Be careful when identifying third-party vendors to dispose of equipment that may contain patient protected health information (PHI).If you don’t properly vet a vendor, you may be more likely to suffer breach-related headaches, says attorney Tatiana Melnik, health care and technology attorney at Melnik Legal in Tampa, Fla.

A doctor and her employer, Grand Rapids, Mich.-based Spectrum Health System, learned the hard way the kinds of problems that are possible if use a vendor to dispose of equipment. Spectrum decommissioned a combined printer and fax machine and gave it to a vendor to delete data and resell or junk the machine.

The vendor resold it. When the new owner tried to print confirmation of a sent fax, the new owner discovered the PHI of more than 20 patients in the machine’s memory. It included diagnoses, lab results, home addresses, insurance information, and dependents’ names and dates of birth.

To make matters worse, the owner alerted a local news station, which in turn contacted patients whose PHI was exposed.

The story ran in October 2017 on the local news and because the station posted it on its website, anyone who searches Spectrum Health System may find the story. Spectrum and the physician already have suffered from negative publicity, with one patient whose data was exposed stating she won’t return.

This isn’t the first time a health care provider has had challenges with proper disposal of technology containing PHI.

In 2013, New York-based Affinity Health Plan reached a $1.2 million settlement with HHS. An HHS Office for Civil Rights (OCR) investigation determined “Affinity impermissibly disclosed the protected health information of up to 344,579 individuals when it returned multiple photocopiers to a leasing agent without erasing the data contained on the copier hard drives,” HHS’ website states.

“It’s your PHI,” warns attorney Michael Kline of Fox Rothchild in Princeton, N.J. “There are risks that don’t necessarily end and problems you still have to be accountable for when the equipment is taken away.”

Vendor disposal is a known risk

Spectrum says that it followed its protocol for equipment disposal and even received certification from the vendor that the PHI had been removed.

However, OCR still could investigate the breach. OCR has flagged improper handling and disposal of PHI as one of the most common HIPAA violations. It is a frequent subject of enforcement. State officials also have authority to enforce HIPAA and state privacy law.

HIPAA requires that providers take “reasonable safeguards” when disposing of equipment containing PHI.

The law doesn’t dictate a particular method, but data cannot be retrievable and needs to be unusable, unreadable or indecipherable.
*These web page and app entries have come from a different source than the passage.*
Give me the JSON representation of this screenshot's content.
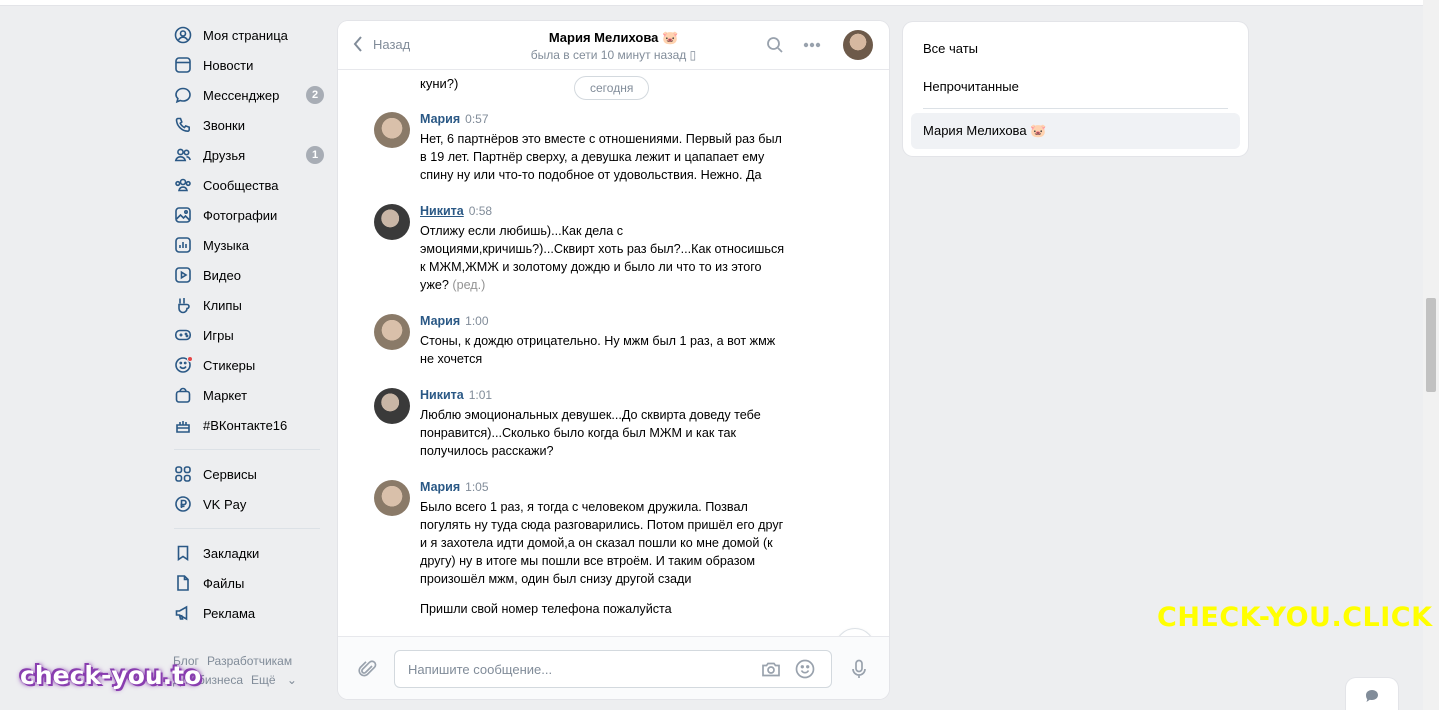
{
  "nav": {
    "items": [
      {
        "label": "Моя страница",
        "icon": "user-circle-icon"
      },
      {
        "label": "Новости",
        "icon": "news-icon"
      },
      {
        "label": "Мессенджер",
        "icon": "messenger-icon",
        "count": "2"
      },
      {
        "label": "Звонки",
        "icon": "phone-icon"
      },
      {
        "label": "Друзья",
        "icon": "friends-icon",
        "count": "1"
      },
      {
        "label": "Сообщества",
        "icon": "communities-icon"
      },
      {
        "label": "Фотографии",
        "icon": "photos-icon"
      },
      {
        "label": "Музыка",
        "icon": "music-icon"
      },
      {
        "label": "Видео",
        "icon": "video-icon"
      },
      {
        "label": "Клипы",
        "icon": "clips-icon"
      },
      {
        "label": "Игры",
        "icon": "games-icon"
      },
      {
        "label": "Стикеры",
        "icon": "stickers-icon"
      },
      {
        "label": "Маркет",
        "icon": "market-icon"
      },
      {
        "label": "#ВКонтакте16",
        "icon": "cake-icon"
      }
    ],
    "items2": [
      {
        "label": "Сервисы",
        "icon": "services-icon"
      },
      {
        "label": "VK Pay",
        "icon": "vkpay-icon"
      }
    ],
    "items3": [
      {
        "label": "Закладки",
        "icon": "bookmark-icon"
      },
      {
        "label": "Файлы",
        "icon": "file-icon"
      },
      {
        "label": "Реклама",
        "icon": "megaphone-icon"
      }
    ],
    "footer": {
      "blog": "Блог",
      "developers": "Разработчикам",
      "business": "Для бизнеса",
      "more": "Ещё"
    }
  },
  "chat": {
    "back_label": "Назад",
    "contact_name": "Мария Мелихова",
    "contact_emoji": "🐷",
    "status": "была в сети 10 минут назад",
    "prev_text": "куни?)",
    "date_label": "сегодня",
    "messages": [
      {
        "author": "Мария",
        "time": "0:57",
        "lines": [
          "Нет, 6 партнёров это вместе с отношениями. Первый раз был",
          "в 19 лет. Партнёр сверху, а девушка лежит и цапапает ему",
          "спину ну или что-то подобное от удовольствия. Нежно. Да"
        ]
      },
      {
        "author": "Никита",
        "time": "0:58",
        "lines": [
          "Отлижу если любишь)...Как дела с",
          "эмоциями,кричишь?)...Сквирт хоть раз был?...Как относишься",
          "к МЖМ,ЖМЖ и золотому дождю и было ли что то из этого",
          "уже?"
        ],
        "edited": "(ред.)"
      },
      {
        "author": "Мария",
        "time": "1:00",
        "lines": [
          "Стоны, к дождю отрицательно. Ну мжм был 1 раз, а вот жмж",
          "не хочется"
        ]
      },
      {
        "author": "Никита",
        "time": "1:01",
        "lines": [
          "Люблю эмоциональных девушек...До сквирта доведу тебе",
          "понравится)...Сколько было когда был МЖМ и как так",
          "получилось расскажи?"
        ]
      },
      {
        "author": "Мария",
        "time": "1:05",
        "lines": [
          "Было всего 1 раз, я тогда с человеком дружила. Позвал",
          "погулять ну туда сюда разговарились. Потом пришёл его друг",
          "и я захотела идти домой,а он сказал пошли ко мне домой (к",
          "другу) ну в итоге мы пошли все втроём. И таким образом",
          "произошёл мжм, один был снизу другой сзади"
        ],
        "extra": "Пришли свой номер телефона пожалуйста"
      }
    ],
    "composer": {
      "placeholder": "Напишите сообщение..."
    }
  },
  "right_panel": {
    "all_chats": "Все чаты",
    "unread": "Непрочитанные",
    "active_chat": "Мария Мелихова 🐷"
  },
  "watermarks": {
    "right": "CHECK-YOU.CLICK",
    "left": "check-you.to"
  },
  "colors": {
    "background": "#edeef0",
    "link": "#2a5885",
    "secondary_text": "#818c99",
    "badge": "#a8adb5",
    "watermark_yellow": "#ffff00",
    "watermark_purple": "#8a3fb0"
  }
}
OCR suggests that PHI on electronic media be cleared, overwritten, purged or destroyed in accordance with standards from the National Institute of Standards and Technology (NIST).
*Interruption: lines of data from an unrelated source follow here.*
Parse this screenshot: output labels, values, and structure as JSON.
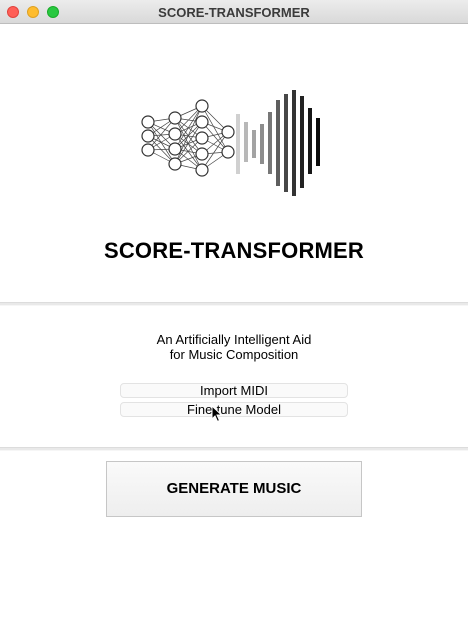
{
  "window": {
    "title": "SCORE-TRANSFORMER"
  },
  "app": {
    "heading": "SCORE-TRANSFORMER",
    "subtitle_line1": "An Artificially Intelligent Aid",
    "subtitle_line2": "for Music Composition"
  },
  "actions": {
    "import_label": "Import MIDI",
    "finetune_label": "Fine-tune Model",
    "generate_label": "GENERATE MUSIC"
  },
  "icons": {
    "logo": "neural-network-waveform-logo",
    "cursor": "mouse-pointer-icon"
  }
}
“I would imagine that most home health agencies don’t have the resources onsite to be able to handle the destruction in a way that is sufficient to qualify for the standards,” Melnik says.
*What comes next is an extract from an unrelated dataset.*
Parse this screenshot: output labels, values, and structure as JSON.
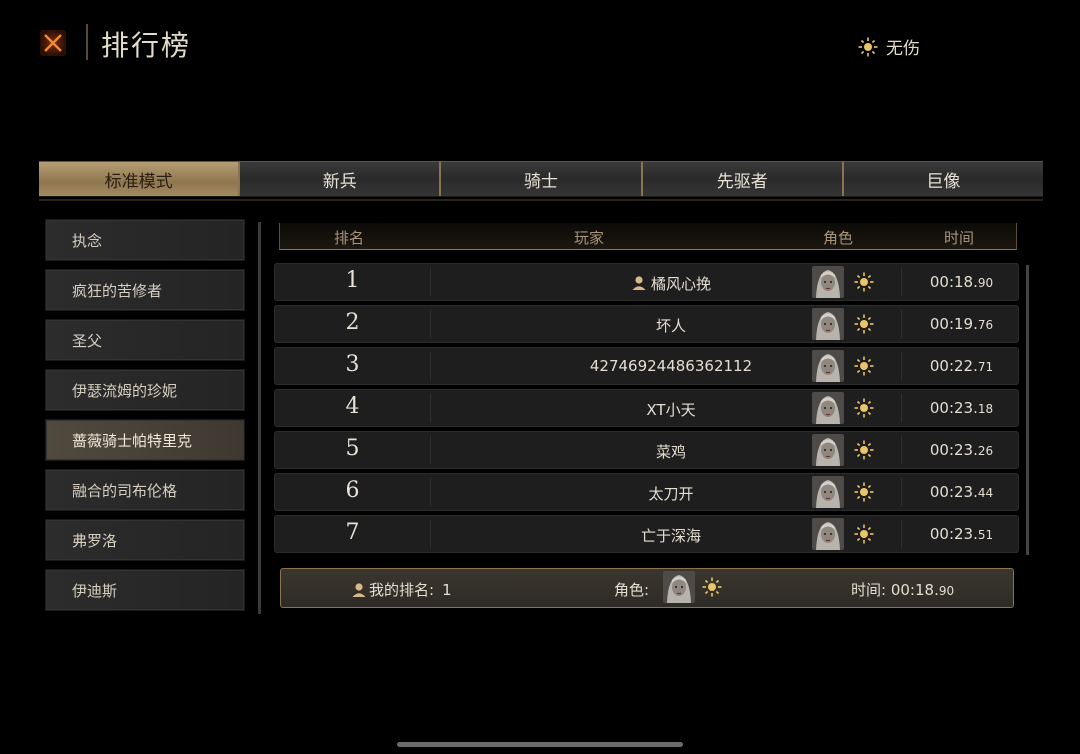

Following OCR’s recommendations lowers the risk of HIPAA noncompliance for improper disposal. It also enables providers to avoid reporting a breach should the PHI be improperly disposed since the PHI is then considered secure. Only unsecured PHI that has been exposed or compromised needs to be reported to OCR.

Faulty record disposal often exposes agencies to liability even when the breach was the vendor’s fault.

Find HIPAA-compliant disposal vendors

When seeking a vendor, it’s important to ask for references from other health care providers and to probe the company about its HIPAA compliance, warn Melnik, Kline and attorney Elizabeth Litten of Fox Rothschild in Princeton, N.J.

Here are questions to ask a prospective vendor before you hand over your agency’s equipment:

  • What experience does your company have with disposal of PHI? Determine if the vendor is member of the National Association for Information Destruction, Melnik recommends.
  • What steps does your company take to secure and delete data? Identify what the company’s process is for removing hard drives and eliminating data, Melnik says.
  • Does your company follow NIST’s requirements for deleting data?
  • Will your company certify compliance when it disposes of PHI and provide evidence of the data purging? You should receive a certification of destruction that attests that the technology identified has been destroyed, Melnik says. (See certificate)
  • Does your company have data breach insurance?
  • Will your company sign a business associate agreement? The agreement should state the company will comply with HIPAA requirements and use up-to-date standards and technology in the disposal of PHI. Don’t hire a technology disposal vendor that won’t sign such an agreement, Melnik says.

— Marla Durben Hirsch (mdhirsch@comcast.net) and Josh Poltilove (jpoltilove@decisionhealth.com)